As for the reduction of trade barriers for environmental goods and services, several members have suggested different approaches for identifying which products can qualify for lower or zero tariffs. There are six separate lists for such, covering 409 unique tariff lines. Members have also identified several possible non-tariff barriers that may need tackling although to this point limited work has taken place. There has also been limited discussion on environmental services in the CTESS although some work on this takes place in the Council for Trade in Services Special Session.

Besides these initiatives, negotiations have also been launched on disciplines for fisheries subsidies which contribute to overfishing. These talks, meanwhile, are carried out under the Negotiating Group on Rules. A separate briefing note on fisheries subsidies can be accessed here.

At the close of the 10th Ministerial Conference in Nairobi, members agreed on a ministerial declaration which acknowledges that "international trade can play a role towards achieving sustainable, robust and balanced growth for all." Furthermore, the declaration states that there is a strong commitment of all members to advance negotiations on the remaining Doha Round issues. It also acknowledges that members have different views on how to address the negotiations.


Environmental Goods Agreement

Separately, 17 WTO members* have been negotiating an Environmental Goods Agreement (EGA) with binding tariff concessions to be taken by the parties. Talks were launched in July 2014 and since then the participating members have identified 450 environmental goods. Once agreed, the tariff concessions will be offered to all WTO members on a most-favoured-nation (MFN) basis. Progress in the negotiations is reported by EGA parties to the Committee on Trade and Environment at its meetings.
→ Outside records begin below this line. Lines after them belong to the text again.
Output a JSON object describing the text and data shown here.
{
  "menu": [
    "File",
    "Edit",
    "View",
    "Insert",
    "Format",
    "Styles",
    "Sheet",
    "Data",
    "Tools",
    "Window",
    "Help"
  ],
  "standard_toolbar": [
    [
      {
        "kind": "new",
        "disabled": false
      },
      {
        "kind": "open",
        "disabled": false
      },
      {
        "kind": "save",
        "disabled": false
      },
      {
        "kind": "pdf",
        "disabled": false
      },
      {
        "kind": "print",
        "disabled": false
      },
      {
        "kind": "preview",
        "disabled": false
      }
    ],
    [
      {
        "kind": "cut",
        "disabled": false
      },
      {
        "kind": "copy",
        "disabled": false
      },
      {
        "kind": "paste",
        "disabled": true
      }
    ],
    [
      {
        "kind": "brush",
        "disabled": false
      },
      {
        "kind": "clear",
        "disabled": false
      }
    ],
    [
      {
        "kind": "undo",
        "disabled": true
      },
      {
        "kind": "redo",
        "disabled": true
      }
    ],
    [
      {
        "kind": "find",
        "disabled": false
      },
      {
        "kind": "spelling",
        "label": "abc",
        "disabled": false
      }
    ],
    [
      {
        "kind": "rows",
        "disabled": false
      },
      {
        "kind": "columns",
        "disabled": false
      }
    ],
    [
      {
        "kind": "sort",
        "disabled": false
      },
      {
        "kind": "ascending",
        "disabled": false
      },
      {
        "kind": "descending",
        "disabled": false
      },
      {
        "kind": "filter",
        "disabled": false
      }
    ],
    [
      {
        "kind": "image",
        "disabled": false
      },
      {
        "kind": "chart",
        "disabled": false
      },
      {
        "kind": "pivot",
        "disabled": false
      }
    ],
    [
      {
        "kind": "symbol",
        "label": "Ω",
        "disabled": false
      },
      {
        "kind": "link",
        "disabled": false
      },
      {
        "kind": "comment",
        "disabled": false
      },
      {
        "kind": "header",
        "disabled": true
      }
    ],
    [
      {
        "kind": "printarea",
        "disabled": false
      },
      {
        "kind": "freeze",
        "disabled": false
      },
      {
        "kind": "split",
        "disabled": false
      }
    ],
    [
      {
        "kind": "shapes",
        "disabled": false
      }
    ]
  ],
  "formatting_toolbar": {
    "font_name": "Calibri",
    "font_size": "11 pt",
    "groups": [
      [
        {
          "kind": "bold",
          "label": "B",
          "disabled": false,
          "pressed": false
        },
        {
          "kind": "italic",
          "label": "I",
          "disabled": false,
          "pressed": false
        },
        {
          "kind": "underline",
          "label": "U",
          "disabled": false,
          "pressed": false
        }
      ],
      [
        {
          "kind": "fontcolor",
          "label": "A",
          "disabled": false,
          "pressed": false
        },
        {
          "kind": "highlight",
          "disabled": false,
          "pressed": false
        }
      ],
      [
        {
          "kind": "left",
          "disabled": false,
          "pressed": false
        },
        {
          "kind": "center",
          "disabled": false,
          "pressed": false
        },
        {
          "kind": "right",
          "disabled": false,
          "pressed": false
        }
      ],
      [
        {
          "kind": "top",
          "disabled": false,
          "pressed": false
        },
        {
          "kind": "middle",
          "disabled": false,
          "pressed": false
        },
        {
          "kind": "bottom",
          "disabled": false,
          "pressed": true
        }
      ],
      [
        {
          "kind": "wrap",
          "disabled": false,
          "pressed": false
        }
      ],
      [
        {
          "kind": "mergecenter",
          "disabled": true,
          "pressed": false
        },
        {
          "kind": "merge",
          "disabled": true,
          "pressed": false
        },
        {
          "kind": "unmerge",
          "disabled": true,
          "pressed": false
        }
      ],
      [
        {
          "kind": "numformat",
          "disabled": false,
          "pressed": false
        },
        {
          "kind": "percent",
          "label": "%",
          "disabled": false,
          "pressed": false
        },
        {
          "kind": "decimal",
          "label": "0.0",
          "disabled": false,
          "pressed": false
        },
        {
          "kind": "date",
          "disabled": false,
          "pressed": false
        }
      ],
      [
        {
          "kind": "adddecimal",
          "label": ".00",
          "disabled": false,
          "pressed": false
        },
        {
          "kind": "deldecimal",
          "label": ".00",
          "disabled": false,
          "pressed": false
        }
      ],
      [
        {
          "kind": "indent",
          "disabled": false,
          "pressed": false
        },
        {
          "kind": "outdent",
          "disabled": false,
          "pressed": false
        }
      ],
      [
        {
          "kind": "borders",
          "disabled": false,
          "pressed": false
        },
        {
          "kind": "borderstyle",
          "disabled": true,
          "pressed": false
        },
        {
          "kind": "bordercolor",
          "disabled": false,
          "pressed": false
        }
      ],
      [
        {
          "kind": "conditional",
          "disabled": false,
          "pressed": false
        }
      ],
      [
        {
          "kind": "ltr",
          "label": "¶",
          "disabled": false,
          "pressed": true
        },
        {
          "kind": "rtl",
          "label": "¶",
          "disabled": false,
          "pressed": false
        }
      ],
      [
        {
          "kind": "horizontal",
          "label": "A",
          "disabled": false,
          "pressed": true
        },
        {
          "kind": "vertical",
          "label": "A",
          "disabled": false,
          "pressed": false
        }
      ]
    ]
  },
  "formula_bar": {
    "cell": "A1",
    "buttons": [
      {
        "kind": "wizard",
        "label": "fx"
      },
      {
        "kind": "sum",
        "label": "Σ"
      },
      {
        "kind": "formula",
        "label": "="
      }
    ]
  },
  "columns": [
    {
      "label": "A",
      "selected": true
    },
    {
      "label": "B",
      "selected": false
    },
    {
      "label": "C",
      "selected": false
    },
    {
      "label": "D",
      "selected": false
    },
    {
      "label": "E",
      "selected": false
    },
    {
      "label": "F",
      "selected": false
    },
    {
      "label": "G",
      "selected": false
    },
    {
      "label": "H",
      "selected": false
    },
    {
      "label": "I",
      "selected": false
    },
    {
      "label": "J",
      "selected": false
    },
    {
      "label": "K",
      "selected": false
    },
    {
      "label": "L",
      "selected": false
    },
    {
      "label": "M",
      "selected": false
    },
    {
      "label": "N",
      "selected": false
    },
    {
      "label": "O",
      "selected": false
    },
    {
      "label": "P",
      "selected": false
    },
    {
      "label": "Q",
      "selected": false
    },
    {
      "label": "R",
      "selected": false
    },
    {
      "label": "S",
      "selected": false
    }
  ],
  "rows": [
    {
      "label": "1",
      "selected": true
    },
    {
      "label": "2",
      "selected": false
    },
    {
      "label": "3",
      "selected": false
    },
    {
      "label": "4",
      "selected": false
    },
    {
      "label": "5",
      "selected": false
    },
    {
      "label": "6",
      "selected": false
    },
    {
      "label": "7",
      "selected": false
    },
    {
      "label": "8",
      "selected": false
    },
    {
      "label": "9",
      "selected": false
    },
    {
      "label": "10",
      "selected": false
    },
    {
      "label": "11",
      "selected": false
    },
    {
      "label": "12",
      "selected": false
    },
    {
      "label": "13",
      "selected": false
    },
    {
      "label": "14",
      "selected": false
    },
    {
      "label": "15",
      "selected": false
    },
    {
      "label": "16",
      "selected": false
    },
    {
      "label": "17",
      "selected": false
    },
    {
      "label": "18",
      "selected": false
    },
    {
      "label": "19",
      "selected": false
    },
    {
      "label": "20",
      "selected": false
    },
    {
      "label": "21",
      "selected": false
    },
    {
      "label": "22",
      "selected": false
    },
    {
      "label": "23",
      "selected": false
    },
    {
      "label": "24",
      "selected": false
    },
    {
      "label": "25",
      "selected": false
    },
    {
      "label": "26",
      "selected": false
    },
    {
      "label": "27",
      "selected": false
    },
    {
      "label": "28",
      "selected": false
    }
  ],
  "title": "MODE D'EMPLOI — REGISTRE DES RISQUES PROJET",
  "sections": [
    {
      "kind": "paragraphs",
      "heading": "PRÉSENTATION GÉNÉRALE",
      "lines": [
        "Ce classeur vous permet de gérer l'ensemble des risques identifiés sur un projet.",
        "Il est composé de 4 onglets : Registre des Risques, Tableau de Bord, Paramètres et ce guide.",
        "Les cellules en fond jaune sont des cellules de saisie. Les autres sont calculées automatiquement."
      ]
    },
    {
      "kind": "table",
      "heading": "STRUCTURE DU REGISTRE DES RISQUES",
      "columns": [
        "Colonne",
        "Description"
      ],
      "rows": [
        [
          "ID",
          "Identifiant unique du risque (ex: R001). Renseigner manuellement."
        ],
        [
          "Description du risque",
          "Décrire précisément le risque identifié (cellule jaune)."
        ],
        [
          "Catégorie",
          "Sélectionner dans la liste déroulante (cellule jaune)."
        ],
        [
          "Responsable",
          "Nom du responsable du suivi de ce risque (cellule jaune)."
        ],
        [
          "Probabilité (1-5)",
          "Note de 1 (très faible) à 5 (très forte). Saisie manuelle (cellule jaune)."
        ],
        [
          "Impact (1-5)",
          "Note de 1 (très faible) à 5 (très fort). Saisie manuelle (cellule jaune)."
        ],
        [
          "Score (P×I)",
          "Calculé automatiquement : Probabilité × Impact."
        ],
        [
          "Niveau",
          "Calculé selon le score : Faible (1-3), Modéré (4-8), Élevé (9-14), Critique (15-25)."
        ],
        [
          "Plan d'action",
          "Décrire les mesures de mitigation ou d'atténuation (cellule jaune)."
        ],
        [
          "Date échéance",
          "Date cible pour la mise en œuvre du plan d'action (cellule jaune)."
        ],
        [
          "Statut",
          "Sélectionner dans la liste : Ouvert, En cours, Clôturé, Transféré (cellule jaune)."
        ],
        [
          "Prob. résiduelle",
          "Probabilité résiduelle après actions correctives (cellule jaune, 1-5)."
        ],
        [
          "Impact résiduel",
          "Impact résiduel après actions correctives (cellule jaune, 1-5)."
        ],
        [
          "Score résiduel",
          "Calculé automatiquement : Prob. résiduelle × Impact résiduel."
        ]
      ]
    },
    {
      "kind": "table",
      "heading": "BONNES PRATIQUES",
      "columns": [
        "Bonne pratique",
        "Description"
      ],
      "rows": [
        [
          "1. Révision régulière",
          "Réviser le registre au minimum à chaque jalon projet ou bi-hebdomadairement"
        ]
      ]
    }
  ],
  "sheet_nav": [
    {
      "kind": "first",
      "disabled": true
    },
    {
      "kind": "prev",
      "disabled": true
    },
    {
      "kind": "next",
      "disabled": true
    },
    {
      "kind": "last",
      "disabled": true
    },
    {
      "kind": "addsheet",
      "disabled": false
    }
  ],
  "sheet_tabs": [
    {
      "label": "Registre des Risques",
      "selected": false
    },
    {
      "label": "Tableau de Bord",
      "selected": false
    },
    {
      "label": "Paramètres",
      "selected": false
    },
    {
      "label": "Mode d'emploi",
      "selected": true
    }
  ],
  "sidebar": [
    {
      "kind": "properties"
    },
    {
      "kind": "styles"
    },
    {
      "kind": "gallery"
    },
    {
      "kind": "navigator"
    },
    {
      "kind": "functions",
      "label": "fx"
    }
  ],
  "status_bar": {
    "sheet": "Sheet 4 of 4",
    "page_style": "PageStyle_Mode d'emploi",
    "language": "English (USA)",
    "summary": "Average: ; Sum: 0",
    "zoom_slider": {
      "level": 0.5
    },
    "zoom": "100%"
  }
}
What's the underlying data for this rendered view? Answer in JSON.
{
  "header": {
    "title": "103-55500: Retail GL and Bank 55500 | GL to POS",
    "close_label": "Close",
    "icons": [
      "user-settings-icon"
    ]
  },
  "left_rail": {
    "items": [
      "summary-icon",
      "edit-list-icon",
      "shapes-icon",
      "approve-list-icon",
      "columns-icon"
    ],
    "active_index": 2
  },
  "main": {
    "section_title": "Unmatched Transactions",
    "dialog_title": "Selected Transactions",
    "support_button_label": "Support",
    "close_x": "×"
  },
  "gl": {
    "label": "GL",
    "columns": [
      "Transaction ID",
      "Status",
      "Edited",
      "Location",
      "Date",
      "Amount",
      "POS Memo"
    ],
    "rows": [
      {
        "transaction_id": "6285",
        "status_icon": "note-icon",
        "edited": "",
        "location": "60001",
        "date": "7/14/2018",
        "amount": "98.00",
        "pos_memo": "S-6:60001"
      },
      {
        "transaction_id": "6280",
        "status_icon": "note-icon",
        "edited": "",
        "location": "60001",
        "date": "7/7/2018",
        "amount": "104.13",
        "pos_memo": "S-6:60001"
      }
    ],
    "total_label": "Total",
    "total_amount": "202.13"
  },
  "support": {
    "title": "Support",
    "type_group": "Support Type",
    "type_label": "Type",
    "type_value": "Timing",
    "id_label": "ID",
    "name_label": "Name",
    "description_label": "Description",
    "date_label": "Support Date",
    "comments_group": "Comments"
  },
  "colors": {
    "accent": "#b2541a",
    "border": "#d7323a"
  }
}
On 14 December 2015, Australia’s Minister for Trade and Investment Andrew Robb (EGA chair) issued a statement saying that there has been considerable progress and a high degree of convergence in many areas of the negotiations and that negotiators would be re-engaging early in 2016. Director-General Roberto Azevêdo welcomed this, saying that the  agreement will be an important contribution of the international trade community towards realizing the complementary benefits of trade and environmental policy.  Read more here.

*The 17 WTO members are: Australia, Canada, China, Costa Rica, the European Union, Hong Kong China, Iceland, Israel, Japan, Republic of Korea, New Zealand, Norway, Singapore, Switzerland, Chinese Taipei, Turkey and the United States.

Jargon buster

MEAs: Multilateral environmental agreements between three or more states relating to the environment, such as the Montreal Protocol on Substances that Deplete the Ozone Layer and the United Nations Framework Convention on Climate Change.

Environmental goods and services: Thesedo not have a precise definition and some members have attempted to resolve this by listing products of interest to them. These have generally fallen into six categories, namely air pollution control, renewable energy, waste management and water treatment, environmental technologies (i.e. emission reduction, heat and energy management, environmental monitoring equipment), carbon capture and storage, and other areas that may deal with disposal, natural resource protection, etc.

Tariff line: Product as defined in members’ lists of tariff rates.

Non-tariff barriers (NTBs): Trade impediments other than tariffs, such as import quotas, import licensing systems, and measures that may have an impact on trade including sanitary regulations, and product or labelling regulations.

Most Favoured Nation (MFN) tariff: Non-discriminatory tariff applied to a certain import regardless of its country of origin.

Fisheries subsidies: Government expenditure that privileges extractors of fish by supplementing their income or lowering their cost. Negotiations at the WTO aim to define which types are allowable and which should be prohibited.